**Records from a data collection:**
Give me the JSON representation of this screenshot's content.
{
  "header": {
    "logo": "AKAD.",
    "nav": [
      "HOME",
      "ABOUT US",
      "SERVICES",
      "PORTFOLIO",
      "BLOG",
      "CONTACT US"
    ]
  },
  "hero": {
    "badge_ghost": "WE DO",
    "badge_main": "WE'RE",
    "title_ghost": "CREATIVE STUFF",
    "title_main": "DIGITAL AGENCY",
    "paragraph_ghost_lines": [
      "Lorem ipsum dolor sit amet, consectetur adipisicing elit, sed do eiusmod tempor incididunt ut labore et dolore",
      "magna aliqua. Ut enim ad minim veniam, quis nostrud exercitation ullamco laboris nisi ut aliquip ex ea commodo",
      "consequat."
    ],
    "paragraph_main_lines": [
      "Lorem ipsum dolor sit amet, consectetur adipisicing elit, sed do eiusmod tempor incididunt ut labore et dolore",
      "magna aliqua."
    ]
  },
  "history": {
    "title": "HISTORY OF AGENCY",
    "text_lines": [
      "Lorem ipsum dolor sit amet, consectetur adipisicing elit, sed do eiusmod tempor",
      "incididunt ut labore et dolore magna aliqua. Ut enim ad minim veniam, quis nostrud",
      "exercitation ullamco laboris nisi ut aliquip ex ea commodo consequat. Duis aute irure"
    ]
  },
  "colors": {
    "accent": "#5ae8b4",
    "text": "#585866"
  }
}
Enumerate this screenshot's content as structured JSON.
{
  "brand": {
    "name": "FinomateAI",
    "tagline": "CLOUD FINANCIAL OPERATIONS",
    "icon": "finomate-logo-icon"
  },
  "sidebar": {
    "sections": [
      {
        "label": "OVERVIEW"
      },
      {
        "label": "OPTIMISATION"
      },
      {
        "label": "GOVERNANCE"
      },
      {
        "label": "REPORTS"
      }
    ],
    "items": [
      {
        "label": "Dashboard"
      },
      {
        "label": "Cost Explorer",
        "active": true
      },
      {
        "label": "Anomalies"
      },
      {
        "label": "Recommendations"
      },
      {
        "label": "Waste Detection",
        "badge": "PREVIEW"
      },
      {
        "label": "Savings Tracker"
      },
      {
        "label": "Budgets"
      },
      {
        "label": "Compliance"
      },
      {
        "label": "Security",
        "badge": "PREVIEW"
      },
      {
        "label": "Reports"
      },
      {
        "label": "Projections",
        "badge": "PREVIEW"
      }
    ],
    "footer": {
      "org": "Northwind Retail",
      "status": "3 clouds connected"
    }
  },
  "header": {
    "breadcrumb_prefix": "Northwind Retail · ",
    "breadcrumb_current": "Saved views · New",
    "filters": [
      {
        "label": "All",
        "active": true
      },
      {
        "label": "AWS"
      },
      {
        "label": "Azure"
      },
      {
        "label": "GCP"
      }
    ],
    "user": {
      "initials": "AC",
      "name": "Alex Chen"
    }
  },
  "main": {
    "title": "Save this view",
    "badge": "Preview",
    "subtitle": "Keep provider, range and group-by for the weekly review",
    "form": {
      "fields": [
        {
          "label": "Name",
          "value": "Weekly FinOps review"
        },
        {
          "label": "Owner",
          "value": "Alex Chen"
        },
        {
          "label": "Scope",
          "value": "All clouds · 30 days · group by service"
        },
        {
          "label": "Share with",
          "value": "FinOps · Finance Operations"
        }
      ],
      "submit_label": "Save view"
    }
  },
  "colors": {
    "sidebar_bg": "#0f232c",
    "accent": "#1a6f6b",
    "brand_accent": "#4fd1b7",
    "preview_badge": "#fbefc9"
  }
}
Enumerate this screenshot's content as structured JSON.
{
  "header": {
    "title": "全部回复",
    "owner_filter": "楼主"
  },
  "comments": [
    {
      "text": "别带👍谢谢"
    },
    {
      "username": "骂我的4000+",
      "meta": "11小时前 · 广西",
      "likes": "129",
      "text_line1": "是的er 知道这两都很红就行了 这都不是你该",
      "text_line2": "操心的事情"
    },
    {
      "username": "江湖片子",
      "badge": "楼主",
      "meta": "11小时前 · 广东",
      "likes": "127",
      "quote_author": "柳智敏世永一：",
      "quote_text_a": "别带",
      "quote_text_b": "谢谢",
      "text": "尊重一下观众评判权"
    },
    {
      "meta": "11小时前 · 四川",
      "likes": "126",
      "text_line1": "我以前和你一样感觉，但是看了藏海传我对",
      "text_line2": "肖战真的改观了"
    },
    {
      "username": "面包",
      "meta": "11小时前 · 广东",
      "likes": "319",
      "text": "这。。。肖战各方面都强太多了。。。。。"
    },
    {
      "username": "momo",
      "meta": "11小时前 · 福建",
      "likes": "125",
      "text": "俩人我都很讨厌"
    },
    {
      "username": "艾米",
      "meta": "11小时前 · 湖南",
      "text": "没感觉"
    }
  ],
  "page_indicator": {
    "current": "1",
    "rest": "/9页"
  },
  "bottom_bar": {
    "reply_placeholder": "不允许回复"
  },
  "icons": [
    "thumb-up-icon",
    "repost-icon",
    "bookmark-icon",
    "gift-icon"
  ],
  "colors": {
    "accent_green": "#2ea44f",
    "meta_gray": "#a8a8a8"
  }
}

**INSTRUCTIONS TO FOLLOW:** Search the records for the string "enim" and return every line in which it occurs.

**OUTPUT OF THE TASK:**
      "magna aliqua. Ut enim ad minim veniam, quis nostrud exercitation ullamco laboris nisi ut aliquip ex ea commodo",
      "incididunt ut labore et dolore magna aliqua. Ut enim ad minim veniam, quis nostrud",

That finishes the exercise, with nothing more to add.